Financial auditors are professionals who specialise in examining financial records to make sure that these are accurate. They lend their expertise to businesses to ensure full and timely compliance with tax regulations. Financial auditors also help provide insight into the financial status and liquidity of a company, particularly for the benefit of investors, shareholders, and owners.
Auditors gather relevant financial documents, which they will evaluate and check for accuracy and compliance. After a thorough examination of the documents, auditors summarize their findings in a written report. The report will then be presented by the auditors to key senior management members and administrative staff, or to potential clients or investors.
In addition to the duties mentioned above, the responsibilities of financial auditors, in Dubai for example, also include:
- Computing taxes and preparing tax return documentation, if applicable
- Scrutinizing financial ledgers, accounting books, and accounting systems to determine efficiency and preciseness
- Organizing and maintaining financial data and records
- Recommending feasible solutions to minimise risk, cut down costs, boost revenues and profits
- Evaluating financial processes and making recommendations to improve efficiency and accuracy and align these with global best-practices
There are four general types of financial auditors:
- Public auditors – These auditors provide accounting services and tax consultancy to businesses, government organisations, and individuals. Their field of expertise is evaluating financial records that should be disclosed to the public, as required by law.
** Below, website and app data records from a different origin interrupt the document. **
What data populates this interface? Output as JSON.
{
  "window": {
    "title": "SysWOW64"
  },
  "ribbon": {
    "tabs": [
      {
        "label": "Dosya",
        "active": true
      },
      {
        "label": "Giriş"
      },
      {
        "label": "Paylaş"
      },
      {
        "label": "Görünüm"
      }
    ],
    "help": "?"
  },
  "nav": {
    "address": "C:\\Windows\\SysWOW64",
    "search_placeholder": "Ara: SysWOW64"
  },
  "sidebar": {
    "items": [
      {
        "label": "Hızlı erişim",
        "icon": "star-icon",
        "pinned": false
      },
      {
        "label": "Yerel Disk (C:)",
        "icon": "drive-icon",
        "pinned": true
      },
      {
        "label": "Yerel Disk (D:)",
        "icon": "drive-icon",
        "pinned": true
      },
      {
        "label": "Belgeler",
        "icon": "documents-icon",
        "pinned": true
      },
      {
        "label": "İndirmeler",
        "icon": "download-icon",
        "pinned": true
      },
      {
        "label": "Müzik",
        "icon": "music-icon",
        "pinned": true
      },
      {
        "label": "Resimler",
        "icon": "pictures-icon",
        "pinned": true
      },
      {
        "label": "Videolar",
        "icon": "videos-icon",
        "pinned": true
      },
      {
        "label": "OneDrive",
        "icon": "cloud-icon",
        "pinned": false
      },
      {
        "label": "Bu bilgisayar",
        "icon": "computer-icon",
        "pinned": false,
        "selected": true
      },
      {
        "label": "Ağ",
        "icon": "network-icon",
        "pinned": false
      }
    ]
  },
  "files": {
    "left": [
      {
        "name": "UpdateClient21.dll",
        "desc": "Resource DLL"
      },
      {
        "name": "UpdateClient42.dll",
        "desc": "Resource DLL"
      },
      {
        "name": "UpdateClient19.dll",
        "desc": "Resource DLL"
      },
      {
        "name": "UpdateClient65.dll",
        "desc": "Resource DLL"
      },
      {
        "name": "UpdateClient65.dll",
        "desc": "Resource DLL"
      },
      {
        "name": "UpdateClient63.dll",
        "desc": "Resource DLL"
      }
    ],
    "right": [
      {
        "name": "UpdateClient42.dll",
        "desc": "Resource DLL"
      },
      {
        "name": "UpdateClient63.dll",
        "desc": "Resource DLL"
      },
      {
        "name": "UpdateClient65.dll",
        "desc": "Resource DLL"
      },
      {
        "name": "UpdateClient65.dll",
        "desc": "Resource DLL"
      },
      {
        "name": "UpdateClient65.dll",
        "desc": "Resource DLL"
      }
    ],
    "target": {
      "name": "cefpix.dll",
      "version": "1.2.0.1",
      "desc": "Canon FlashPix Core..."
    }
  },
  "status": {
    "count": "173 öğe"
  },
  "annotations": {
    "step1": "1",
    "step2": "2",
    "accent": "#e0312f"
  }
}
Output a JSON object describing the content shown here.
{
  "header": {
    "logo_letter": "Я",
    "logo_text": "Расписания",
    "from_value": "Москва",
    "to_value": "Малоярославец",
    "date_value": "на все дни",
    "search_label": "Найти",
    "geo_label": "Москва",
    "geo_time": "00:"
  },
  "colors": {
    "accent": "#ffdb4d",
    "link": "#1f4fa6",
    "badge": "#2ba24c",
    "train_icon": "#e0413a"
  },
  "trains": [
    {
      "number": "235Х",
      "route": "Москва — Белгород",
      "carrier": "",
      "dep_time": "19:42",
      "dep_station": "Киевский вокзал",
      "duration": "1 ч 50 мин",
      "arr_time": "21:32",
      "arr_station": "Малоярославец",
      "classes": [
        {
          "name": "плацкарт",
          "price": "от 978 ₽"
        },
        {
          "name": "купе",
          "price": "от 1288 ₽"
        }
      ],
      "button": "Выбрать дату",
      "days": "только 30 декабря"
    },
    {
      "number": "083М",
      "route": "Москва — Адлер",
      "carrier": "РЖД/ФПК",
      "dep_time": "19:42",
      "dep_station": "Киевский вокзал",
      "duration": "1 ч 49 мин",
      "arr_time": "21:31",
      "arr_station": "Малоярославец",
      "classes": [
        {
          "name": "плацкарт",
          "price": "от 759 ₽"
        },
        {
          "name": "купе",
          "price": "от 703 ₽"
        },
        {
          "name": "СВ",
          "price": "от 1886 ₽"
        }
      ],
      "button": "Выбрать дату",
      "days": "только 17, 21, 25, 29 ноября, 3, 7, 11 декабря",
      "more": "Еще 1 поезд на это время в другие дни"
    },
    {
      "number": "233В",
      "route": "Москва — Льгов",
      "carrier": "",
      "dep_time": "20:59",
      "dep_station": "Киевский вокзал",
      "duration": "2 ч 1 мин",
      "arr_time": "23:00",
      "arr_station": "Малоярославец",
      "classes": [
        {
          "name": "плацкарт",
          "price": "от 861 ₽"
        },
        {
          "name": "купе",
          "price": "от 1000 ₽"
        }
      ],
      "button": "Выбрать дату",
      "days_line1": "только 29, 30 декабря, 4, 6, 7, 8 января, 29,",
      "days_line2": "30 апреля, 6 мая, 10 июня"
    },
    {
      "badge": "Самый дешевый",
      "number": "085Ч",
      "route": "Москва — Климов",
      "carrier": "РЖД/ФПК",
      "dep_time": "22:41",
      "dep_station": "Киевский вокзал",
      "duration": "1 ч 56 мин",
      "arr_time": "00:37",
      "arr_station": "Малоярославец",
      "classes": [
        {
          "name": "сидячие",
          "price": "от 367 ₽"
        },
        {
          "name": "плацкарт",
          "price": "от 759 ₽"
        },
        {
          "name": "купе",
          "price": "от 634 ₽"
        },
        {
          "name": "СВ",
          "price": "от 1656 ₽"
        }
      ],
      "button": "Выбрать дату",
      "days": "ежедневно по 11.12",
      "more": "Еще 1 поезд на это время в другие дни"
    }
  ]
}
- Forensic auditors – Forensic auditors specialise in identifying and investigating illegal activities. As such, most forensic auditors collaborate with lawyers and law enforcement officers. They use their knowledge of finance law and accounting to examine financial data of government organisations, corporations, and even private businesses and individuals.
- Internal auditors – Audit firms usually have a team of internal auditors whose forte is to eliminate opportunities for committing fraud. They ensure the funds of an organisation are managed properly and financial risks and expenditures are kept to a minimum.
- External auditors – These professional auditors are usually part of third-party organisations that are not related to the concerned business or organisation. They are entrusted with the important task of providing an objective and independent audit report.
- IT auditors – This is a branch of auditing dedicated to analysing the internal controls of organisations to determine that financial data is transmitted only to and from trustworthy sources. IT auditors assess the complete technological infrastructure of an organisation, as well as its policies and operations. They help set up measures for safeguarding corporate assets and protecting data integrity, especially financial information.